**DATASET**
************
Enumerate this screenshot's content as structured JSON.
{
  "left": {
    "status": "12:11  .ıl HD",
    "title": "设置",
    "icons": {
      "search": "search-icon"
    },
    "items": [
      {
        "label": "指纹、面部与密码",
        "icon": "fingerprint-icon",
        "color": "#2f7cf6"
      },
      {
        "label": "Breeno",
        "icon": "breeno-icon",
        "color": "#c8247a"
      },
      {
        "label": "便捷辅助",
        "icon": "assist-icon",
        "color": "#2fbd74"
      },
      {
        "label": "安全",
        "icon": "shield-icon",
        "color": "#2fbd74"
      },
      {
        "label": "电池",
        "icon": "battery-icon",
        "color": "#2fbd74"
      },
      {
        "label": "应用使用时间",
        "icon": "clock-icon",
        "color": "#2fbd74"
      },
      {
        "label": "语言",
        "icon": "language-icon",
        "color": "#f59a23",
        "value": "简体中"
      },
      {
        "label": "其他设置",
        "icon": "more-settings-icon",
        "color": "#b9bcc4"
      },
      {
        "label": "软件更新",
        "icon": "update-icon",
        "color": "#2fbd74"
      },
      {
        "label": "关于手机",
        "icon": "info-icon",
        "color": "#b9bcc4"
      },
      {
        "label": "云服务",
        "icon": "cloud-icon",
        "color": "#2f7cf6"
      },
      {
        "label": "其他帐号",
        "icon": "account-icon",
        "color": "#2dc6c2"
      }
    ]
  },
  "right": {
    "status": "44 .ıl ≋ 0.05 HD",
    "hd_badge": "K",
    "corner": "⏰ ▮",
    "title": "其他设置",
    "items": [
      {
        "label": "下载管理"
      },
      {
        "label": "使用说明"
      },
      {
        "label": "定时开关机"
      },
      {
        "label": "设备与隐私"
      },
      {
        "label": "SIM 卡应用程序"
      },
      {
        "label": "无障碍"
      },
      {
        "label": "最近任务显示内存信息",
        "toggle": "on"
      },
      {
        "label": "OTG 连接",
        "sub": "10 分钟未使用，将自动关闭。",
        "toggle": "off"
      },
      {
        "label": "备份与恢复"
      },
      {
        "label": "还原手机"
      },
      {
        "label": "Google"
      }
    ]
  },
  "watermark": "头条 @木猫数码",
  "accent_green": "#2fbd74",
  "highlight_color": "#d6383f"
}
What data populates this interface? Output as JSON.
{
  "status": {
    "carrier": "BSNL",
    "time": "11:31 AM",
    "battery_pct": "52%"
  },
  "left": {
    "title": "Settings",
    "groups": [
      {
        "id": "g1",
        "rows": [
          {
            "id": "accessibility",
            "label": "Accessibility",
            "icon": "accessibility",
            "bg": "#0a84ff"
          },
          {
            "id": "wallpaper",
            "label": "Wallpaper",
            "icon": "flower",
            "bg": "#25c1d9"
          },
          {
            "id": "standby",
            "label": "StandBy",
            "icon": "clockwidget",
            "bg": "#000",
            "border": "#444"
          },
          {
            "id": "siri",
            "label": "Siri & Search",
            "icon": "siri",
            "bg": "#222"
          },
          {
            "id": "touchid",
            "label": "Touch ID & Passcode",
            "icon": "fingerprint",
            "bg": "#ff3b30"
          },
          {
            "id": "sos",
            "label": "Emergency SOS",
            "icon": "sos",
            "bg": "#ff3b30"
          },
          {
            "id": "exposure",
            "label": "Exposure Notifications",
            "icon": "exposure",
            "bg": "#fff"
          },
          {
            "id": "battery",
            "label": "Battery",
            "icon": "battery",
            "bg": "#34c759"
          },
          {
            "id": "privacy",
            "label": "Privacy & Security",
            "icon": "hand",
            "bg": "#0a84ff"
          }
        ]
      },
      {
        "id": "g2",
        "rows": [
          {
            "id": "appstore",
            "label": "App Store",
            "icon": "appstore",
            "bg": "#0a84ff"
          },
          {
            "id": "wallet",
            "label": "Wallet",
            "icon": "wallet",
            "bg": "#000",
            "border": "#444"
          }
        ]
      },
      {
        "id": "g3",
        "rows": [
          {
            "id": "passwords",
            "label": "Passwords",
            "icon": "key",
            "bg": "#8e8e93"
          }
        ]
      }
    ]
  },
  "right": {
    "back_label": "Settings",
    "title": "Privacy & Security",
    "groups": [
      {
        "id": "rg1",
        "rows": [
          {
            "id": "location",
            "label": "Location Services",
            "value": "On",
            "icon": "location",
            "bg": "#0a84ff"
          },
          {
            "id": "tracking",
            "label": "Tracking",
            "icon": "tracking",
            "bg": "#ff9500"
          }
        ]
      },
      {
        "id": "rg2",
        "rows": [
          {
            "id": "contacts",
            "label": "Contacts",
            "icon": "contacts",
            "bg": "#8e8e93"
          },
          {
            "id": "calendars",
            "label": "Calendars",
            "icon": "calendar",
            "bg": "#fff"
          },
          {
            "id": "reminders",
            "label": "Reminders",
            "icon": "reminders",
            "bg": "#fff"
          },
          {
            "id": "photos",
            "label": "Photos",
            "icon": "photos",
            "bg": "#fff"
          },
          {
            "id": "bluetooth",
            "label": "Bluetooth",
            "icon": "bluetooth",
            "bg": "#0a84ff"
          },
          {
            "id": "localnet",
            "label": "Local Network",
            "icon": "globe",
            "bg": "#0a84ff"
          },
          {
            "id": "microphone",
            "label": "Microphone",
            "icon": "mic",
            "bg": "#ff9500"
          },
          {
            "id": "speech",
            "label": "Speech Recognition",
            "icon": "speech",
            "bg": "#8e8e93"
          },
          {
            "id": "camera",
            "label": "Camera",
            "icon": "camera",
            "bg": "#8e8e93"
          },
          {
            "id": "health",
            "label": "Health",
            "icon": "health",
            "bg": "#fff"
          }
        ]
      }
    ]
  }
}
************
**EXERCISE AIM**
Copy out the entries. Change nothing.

**SOLUTION TO THIS TASK**
Enumerate this screenshot's content as structured JSON.
{
  "left": {
    "status": "12:11  .ıl HD",
    "title": "设置",
    "icons": {
      "search": "search-icon"
    },
    "items": [
      {
        "label": "指纹、面部与密码",
        "icon": "fingerprint-icon",
        "color": "#2f7cf6"
      },
      {
        "label": "Breeno",
        "icon": "breeno-icon",
        "color": "#c8247a"
      },
      {
        "label": "便捷辅助",
        "icon": "assist-icon",
        "color": "#2fbd74"
      },
      {
        "label": "安全",
        "icon": "shield-icon",
        "color": "#2fbd74"
      },
      {
        "label": "电池",
        "icon": "battery-icon",
        "color": "#2fbd74"
      },
      {
        "label": "应用使用时间",
        "icon": "clock-icon",
        "color": "#2fbd74"
      },
      {
        "label": "语言",
        "icon": "language-icon",
        "color": "#f59a23",
        "value": "简体中"
      },
      {
        "label": "其他设置",
        "icon": "more-settings-icon",
        "color": "#b9bcc4"
      },
      {
        "label": "软件更新",
        "icon": "update-icon",
        "color": "#2fbd74"
      },
      {
        "label": "关于手机",
        "icon": "info-icon",
        "color": "#b9bcc4"
      },
      {
        "label": "云服务",
        "icon": "cloud-icon",
        "color": "#2f7cf6"
      },
      {
        "label": "其他帐号",
        "icon": "account-icon",
        "color": "#2dc6c2"
      }
    ]
  },
  "right": {
    "status": "44 .ıl ≋ 0.05 HD",
    "hd_badge": "K",
    "corner": "⏰ ▮",
    "title": "其他设置",
    "items": [
      {
        "label": "下载管理"
      },
      {
        "label": "使用说明"
      },
      {
        "label": "定时开关机"
      },
      {
        "label": "设备与隐私"
      },
      {
        "label": "SIM 卡应用程序"
      },
      {
        "label": "无障碍"
      },
      {
        "label": "最近任务显示内存信息",
        "toggle": "on"
      },
      {
        "label": "OTG 连接",
        "sub": "10 分钟未使用，将自动关闭。",
        "toggle": "off"
      },
      {
        "label": "备份与恢复"
      },
      {
        "label": "还原手机"
      },
      {
        "label": "Google"
      }
    ]
  },
  "watermark": "头条 @木猫数码",
  "accent_green": "#2fbd74",
  "highlight_color": "#d6383f"
}
What data populates this interface? Output as JSON.
{
  "status": {
    "carrier": "BSNL",
    "time": "11:31 AM",
    "battery_pct": "52%"
  },
  "left": {
    "title": "Settings",
    "groups": [
      {
        "id": "g1",
        "rows": [
          {
            "id": "accessibility",
            "label": "Accessibility",
            "icon": "accessibility",
            "bg": "#0a84ff"
          },
          {
            "id": "wallpaper",
            "label": "Wallpaper",
            "icon": "flower",
            "bg": "#25c1d9"
          },
          {
            "id": "standby",
            "label": "StandBy",
            "icon": "clockwidget",
            "bg": "#000",
            "border": "#444"
          },
          {
            "id": "siri",
            "label": "Siri & Search",
            "icon": "siri",
            "bg": "#222"
          },
          {
            "id": "touchid",
            "label": "Touch ID & Passcode",
            "icon": "fingerprint",
            "bg": "#ff3b30"
          },
          {
            "id": "sos",
            "label": "Emergency SOS",
            "icon": "sos",
            "bg": "#ff3b30"
          },
          {
            "id": "exposure",
            "label": "Exposure Notifications",
            "icon": "exposure",
            "bg": "#fff"
          },
          {
            "id": "battery",
            "label": "Battery",
            "icon": "battery",
            "bg": "#34c759"
          },
          {
            "id": "privacy",
            "label": "Privacy & Security",
            "icon": "hand",
            "bg": "#0a84ff"
          }
        ]
      },
      {
        "id": "g2",
        "rows": [
          {
            "id": "appstore",
            "label": "App Store",
            "icon": "appstore",
            "bg": "#0a84ff"
          },
          {
            "id": "wallet",
            "label": "Wallet",
            "icon": "wallet",
            "bg": "#000",
            "border": "#444"
          }
        ]
      },
      {
        "id": "g3",
        "rows": [
          {
            "id": "passwords",
            "label": "Passwords",
            "icon": "key",
            "bg": "#8e8e93"
          }
        ]
      }
    ]
  },
  "right": {
    "back_label": "Settings",
    "title": "Privacy & Security",
    "groups": [
      {
        "id": "rg1",
        "rows": [
          {
            "id": "location",
            "label": "Location Services",
            "value": "On",
            "icon": "location",
            "bg": "#0a84ff"
          },
          {
            "id": "tracking",
            "label": "Tracking",
            "icon": "tracking",
            "bg": "#ff9500"
          }
        ]
      },
      {
        "id": "rg2",
        "rows": [
          {
            "id": "contacts",
            "label": "Contacts",
            "icon": "contacts",
            "bg": "#8e8e93"
          },
          {
            "id": "calendars",
            "label": "Calendars",
            "icon": "calendar",
            "bg": "#fff"
          },
          {
            "id": "reminders",
            "label": "Reminders",
            "icon": "reminders",
            "bg": "#fff"
          },
          {
            "id": "photos",
            "label": "Photos",
            "icon": "photos",
            "bg": "#fff"
          },
          {
            "id": "bluetooth",
            "label": "Bluetooth",
            "icon": "bluetooth",
            "bg": "#0a84ff"
          },
          {
            "id": "localnet",
            "label": "Local Network",
            "icon": "globe",
            "bg": "#0a84ff"
          },
          {
            "id": "microphone",
            "label": "Microphone",
            "icon": "mic",
            "bg": "#ff9500"
          },
          {
            "id": "speech",
            "label": "Speech Recognition",
            "icon": "speech",
            "bg": "#8e8e93"
          },
          {
            "id": "camera",
            "label": "Camera",
            "icon": "camera",
            "bg": "#8e8e93"
          },
          {
            "id": "health",
            "label": "Health",
            "icon": "health",
            "bg": "#fff"
          }
        ]
      }
    ]
  }
}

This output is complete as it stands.